— EXERCISE OBJECTIVE —
Without including any picture, write out the entries exactly as they stand.

————————

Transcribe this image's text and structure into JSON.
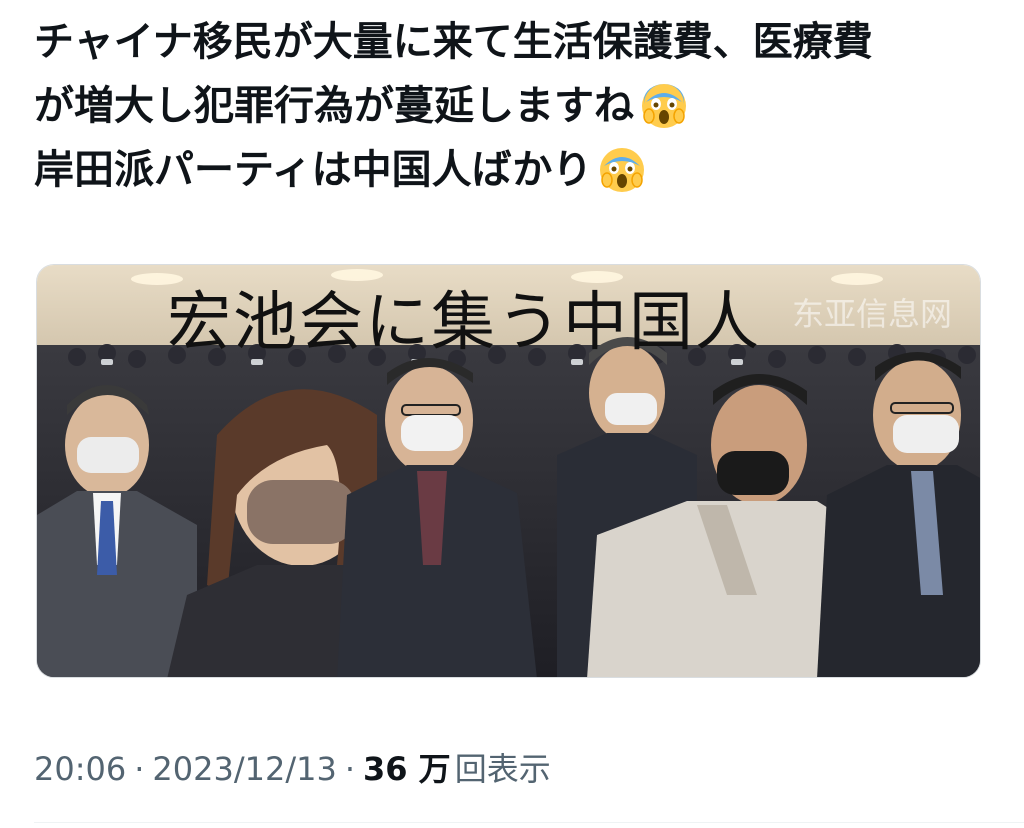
{
  "tweet": {
    "lines": [
      "チャイナ移民が大量に来て生活保護費、医療費",
      "が増大し犯罪行為が蔓延しますね",
      "岸田派パーティは中国人ばかり"
    ],
    "emoji": "face-screaming-in-fear-icon"
  },
  "media": {
    "caption": "宏池会に集う中国人",
    "watermark": "东亚信息网"
  },
  "meta": {
    "time": "20:06",
    "separator": "·",
    "date": "2023/12/13",
    "views_count": "36 万",
    "views_label": "回表示"
  },
  "colors": {
    "text": "#0f1419",
    "meta_text": "#536471",
    "divider": "#eff3f4",
    "emoji_yellow": "#ffcc4d",
    "emoji_blue": "#5dadec"
  }
}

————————

— COMPLETED EXERCISE —
Transcribe this image's text and structure into JSON.
{
  "tweet": {
    "lines": [
      "チャイナ移民が大量に来て生活保護費、医療費",
      "が増大し犯罪行為が蔓延しますね",
      "岸田派パーティは中国人ばかり"
    ],
    "emoji": "face-screaming-in-fear-icon"
  },
  "media": {
    "caption": "宏池会に集う中国人",
    "watermark": "东亚信息网"
  },
  "meta": {
    "time": "20:06",
    "separator": "·",
    "date": "2023/12/13",
    "views_count": "36 万",
    "views_label": "回表示"
  },
  "colors": {
    "text": "#0f1419",
    "meta_text": "#536471",
    "divider": "#eff3f4",
    "emoji_yellow": "#ffcc4d",
    "emoji_blue": "#5dadec"
  }
}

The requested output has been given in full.